For the moment, focus on the RADV risk. That is what our colleagues in the industry are being charged with improving, and that risk can be mitigated.
In defense of the health plans, they must have some level of trust that their vendors have the necessary safeguards in place to achieve and guarantee 95%+ accuracy (standard Quality SLA), but the sample size of the audit is too small to offer any real protection. There just aren’t enough available coding resources to have an internal Quality Assurance team conduct audits that are statistically significant. Unfortunately, that excuse does not ward off CMS from conducting a RADV audit that could result in Millions in Overpayment Recovery fines.
So how do you stay out of the headlines? How do you hold your vendors accountable?
6 Tips for Quality Assurance in Healthcare in 2019
1) Build a more robust Quality Assurance and Internal Audit Program. Implementing an internal QA program should be your Risk Adjustment Department’s #1 objective in the New Year.
2) Conduct a minimum of 50% audit on your vendors and your internal coding team that is conducting 1st pass reviews. This should be an edict from your compliance department and your leadership, reflected in the budget. (Includes both retrospective and prospective interventions)
3) At a minimum, 100% of the new HCCs should be audited for accuracy and appropriateness – no questions asked here.
4) Revisit your vendor’s QA process, make sure it is sufficient and make any adjustments that will be supported by more stringent SLAs for quality. It’s worth the effort of time and money to avoid a RADV audit.
5) If justifying more QA is an uphill battle, have your new QA team look at the records for missed HCCs as well. If there is any ROI on the upside to be found, it can fund the whole QA program. Also, RA records are rich with data beyond HCCs. In some instances, those records can be used for HEDIS, Care Management, Provider Data Accuracy, Pharmacy Case Management, and Utilization Management. Optimize the record once you have it. You might not need to request a record later if you can close a gap now.
6) Partner with a vendor who can reliably scale clinicians to conduct consistent quality audits. Shearwater Health is an exclusive resource for regional and national health plans that want to build an internal QA department to mitigate risk, avoid RADV exposure, and maintain the highest level of accuracy and completeness for Risk Adjustment.

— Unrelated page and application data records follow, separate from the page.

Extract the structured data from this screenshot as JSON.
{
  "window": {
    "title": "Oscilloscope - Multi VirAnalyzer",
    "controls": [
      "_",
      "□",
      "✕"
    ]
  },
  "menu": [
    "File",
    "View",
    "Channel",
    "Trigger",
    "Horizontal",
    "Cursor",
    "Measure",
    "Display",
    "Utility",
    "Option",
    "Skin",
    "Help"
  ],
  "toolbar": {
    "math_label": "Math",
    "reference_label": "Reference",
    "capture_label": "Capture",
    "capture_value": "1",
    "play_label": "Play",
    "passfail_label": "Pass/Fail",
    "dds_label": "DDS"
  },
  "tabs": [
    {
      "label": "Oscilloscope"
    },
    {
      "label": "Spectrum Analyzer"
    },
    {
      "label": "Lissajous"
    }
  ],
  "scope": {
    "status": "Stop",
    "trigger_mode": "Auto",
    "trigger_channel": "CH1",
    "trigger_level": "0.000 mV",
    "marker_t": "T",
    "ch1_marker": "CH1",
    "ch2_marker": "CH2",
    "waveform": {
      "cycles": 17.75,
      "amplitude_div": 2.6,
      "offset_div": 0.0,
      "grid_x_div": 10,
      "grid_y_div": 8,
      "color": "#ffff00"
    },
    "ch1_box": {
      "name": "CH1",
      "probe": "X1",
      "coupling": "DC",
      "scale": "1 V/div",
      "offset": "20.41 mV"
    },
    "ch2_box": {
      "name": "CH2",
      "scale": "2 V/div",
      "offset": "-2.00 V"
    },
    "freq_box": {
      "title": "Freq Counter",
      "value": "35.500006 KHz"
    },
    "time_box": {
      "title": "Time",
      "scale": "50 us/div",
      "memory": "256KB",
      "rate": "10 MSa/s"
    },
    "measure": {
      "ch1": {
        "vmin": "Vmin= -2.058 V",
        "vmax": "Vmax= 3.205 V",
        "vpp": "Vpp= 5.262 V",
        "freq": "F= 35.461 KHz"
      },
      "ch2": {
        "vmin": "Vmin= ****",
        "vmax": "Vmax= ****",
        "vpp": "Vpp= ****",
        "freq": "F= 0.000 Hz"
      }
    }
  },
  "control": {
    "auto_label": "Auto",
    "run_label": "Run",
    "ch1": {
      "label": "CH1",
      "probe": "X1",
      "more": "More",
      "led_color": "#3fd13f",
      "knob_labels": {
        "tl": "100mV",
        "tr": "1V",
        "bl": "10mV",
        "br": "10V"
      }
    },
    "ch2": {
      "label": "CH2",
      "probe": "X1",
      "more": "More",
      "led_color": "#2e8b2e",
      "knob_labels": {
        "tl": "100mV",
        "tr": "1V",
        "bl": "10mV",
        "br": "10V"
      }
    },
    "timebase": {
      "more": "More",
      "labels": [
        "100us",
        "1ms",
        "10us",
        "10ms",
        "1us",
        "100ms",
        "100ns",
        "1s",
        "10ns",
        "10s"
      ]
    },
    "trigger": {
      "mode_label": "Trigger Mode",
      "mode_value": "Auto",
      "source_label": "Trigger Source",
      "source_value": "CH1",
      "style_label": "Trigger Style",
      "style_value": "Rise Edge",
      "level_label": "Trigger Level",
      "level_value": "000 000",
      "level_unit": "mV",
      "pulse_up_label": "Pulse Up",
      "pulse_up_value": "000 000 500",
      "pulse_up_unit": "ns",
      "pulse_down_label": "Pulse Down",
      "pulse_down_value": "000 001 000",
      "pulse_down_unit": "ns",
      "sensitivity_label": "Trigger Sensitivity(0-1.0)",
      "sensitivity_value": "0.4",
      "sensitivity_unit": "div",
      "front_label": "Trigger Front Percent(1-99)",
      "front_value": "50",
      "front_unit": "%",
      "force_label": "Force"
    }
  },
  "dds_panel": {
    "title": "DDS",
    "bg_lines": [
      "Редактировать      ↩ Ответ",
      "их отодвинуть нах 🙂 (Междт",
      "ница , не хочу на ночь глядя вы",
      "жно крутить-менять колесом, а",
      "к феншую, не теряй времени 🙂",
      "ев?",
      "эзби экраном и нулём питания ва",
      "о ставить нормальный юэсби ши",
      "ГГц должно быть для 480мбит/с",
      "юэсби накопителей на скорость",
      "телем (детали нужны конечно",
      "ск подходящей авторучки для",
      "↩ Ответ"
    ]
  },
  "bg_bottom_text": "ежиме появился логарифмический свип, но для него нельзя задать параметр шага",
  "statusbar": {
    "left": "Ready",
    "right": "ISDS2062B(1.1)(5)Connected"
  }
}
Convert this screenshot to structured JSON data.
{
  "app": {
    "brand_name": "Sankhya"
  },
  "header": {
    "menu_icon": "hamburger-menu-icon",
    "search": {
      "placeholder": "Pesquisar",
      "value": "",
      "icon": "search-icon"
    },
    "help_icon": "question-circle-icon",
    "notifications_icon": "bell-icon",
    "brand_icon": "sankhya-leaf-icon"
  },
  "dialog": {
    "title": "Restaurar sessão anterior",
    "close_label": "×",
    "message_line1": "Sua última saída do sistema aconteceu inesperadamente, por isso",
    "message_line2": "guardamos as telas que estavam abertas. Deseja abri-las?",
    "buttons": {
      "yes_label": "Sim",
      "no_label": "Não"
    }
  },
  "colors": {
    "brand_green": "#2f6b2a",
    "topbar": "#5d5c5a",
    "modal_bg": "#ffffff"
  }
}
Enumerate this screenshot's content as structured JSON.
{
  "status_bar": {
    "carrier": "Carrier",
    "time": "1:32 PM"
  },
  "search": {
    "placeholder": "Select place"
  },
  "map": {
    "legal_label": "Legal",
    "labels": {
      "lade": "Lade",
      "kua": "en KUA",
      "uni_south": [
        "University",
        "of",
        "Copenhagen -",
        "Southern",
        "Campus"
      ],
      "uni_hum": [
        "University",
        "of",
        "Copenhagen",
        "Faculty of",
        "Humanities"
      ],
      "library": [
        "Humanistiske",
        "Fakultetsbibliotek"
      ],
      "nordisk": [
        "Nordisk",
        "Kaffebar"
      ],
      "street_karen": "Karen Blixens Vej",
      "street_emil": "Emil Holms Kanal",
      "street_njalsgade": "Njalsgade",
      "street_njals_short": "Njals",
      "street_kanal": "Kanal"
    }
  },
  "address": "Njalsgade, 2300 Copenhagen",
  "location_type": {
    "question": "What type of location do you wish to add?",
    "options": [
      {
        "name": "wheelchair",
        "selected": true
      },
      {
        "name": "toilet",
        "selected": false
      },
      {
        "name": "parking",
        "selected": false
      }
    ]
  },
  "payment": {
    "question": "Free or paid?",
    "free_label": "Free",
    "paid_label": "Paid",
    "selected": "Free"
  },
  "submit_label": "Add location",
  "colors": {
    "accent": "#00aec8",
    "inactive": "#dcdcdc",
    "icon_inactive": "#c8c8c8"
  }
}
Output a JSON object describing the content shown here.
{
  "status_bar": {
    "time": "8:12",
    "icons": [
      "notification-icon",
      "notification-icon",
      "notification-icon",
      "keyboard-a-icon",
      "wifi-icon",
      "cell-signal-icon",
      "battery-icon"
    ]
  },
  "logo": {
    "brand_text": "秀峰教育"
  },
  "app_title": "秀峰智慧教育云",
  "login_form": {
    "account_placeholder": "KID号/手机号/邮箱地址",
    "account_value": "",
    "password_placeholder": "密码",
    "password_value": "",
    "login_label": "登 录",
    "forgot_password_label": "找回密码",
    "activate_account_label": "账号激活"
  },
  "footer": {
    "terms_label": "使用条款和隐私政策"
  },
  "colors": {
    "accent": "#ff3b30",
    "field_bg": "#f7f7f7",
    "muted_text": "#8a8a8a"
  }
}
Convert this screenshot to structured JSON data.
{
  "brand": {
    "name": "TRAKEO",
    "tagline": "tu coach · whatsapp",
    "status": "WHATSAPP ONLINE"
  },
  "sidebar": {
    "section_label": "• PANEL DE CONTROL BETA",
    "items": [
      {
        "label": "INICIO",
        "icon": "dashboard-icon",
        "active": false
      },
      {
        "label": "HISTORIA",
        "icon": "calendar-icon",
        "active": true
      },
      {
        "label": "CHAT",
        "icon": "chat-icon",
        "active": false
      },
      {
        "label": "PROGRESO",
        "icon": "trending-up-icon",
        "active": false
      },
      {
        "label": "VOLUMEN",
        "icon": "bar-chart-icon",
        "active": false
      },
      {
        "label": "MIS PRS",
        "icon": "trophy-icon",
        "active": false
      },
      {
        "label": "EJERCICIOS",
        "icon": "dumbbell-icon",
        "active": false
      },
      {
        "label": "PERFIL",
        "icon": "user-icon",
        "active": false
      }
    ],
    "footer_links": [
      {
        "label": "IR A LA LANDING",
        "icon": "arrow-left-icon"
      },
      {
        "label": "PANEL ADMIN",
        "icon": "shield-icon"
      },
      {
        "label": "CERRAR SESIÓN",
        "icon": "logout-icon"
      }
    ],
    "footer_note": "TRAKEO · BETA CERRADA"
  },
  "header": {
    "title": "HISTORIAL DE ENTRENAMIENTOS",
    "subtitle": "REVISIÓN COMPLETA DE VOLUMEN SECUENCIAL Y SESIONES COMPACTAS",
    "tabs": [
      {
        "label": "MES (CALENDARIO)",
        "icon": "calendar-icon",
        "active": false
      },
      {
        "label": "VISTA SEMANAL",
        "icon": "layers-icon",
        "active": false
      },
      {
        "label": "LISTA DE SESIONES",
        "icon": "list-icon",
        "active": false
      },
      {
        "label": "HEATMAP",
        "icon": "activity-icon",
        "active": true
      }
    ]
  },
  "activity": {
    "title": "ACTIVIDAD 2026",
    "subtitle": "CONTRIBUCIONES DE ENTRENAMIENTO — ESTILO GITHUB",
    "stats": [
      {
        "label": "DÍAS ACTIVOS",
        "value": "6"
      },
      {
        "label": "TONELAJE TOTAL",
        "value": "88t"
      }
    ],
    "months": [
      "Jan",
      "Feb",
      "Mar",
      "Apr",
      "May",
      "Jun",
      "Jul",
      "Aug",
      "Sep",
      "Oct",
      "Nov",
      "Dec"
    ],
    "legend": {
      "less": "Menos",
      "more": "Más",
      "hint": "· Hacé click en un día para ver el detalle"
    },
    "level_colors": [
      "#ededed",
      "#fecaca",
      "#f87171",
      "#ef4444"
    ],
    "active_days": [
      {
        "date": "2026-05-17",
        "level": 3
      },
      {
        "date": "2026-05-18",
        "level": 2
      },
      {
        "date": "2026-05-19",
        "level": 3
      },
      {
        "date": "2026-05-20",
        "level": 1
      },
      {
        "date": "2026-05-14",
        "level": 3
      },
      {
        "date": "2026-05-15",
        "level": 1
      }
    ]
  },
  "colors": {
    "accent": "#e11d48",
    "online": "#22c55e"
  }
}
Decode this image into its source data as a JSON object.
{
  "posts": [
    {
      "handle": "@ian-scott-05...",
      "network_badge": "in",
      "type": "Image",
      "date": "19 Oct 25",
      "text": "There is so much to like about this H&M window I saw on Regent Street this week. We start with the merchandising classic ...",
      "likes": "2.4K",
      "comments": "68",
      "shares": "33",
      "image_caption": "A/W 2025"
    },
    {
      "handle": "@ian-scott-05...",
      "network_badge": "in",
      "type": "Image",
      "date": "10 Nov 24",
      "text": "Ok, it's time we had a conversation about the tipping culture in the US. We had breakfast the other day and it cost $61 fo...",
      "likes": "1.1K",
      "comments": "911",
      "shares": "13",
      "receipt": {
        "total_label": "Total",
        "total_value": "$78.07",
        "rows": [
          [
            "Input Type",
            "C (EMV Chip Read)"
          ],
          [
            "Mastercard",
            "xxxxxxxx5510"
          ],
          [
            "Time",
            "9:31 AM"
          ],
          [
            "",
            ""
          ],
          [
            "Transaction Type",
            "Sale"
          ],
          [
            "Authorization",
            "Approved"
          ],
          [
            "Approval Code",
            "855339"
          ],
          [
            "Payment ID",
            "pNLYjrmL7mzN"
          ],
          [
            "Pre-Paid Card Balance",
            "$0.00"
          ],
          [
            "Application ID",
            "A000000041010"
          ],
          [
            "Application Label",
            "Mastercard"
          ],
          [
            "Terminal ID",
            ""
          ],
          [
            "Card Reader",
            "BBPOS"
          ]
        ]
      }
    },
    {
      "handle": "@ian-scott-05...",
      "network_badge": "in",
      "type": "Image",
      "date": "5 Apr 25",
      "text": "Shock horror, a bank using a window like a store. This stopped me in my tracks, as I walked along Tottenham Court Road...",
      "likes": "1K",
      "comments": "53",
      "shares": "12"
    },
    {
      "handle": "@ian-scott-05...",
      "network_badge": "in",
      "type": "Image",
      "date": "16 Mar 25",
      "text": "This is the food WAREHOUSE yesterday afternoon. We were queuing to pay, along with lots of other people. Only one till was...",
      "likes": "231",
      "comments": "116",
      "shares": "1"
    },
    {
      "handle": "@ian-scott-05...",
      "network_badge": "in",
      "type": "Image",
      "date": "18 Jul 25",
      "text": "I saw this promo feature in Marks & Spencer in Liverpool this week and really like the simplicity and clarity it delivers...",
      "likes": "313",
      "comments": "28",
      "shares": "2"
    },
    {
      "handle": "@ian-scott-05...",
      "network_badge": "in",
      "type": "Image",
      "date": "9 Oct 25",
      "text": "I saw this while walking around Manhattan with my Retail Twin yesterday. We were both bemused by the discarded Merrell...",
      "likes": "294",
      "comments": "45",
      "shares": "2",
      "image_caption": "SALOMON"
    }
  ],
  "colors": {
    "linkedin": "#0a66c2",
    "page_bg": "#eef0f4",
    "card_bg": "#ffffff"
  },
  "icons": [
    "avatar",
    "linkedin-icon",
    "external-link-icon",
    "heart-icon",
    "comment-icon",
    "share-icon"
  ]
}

Quality Assurance needs to meet the increasing demands of CMS. There is too much at stake to not consider Shearwater as your partner in Quality.
EVP, Government Programs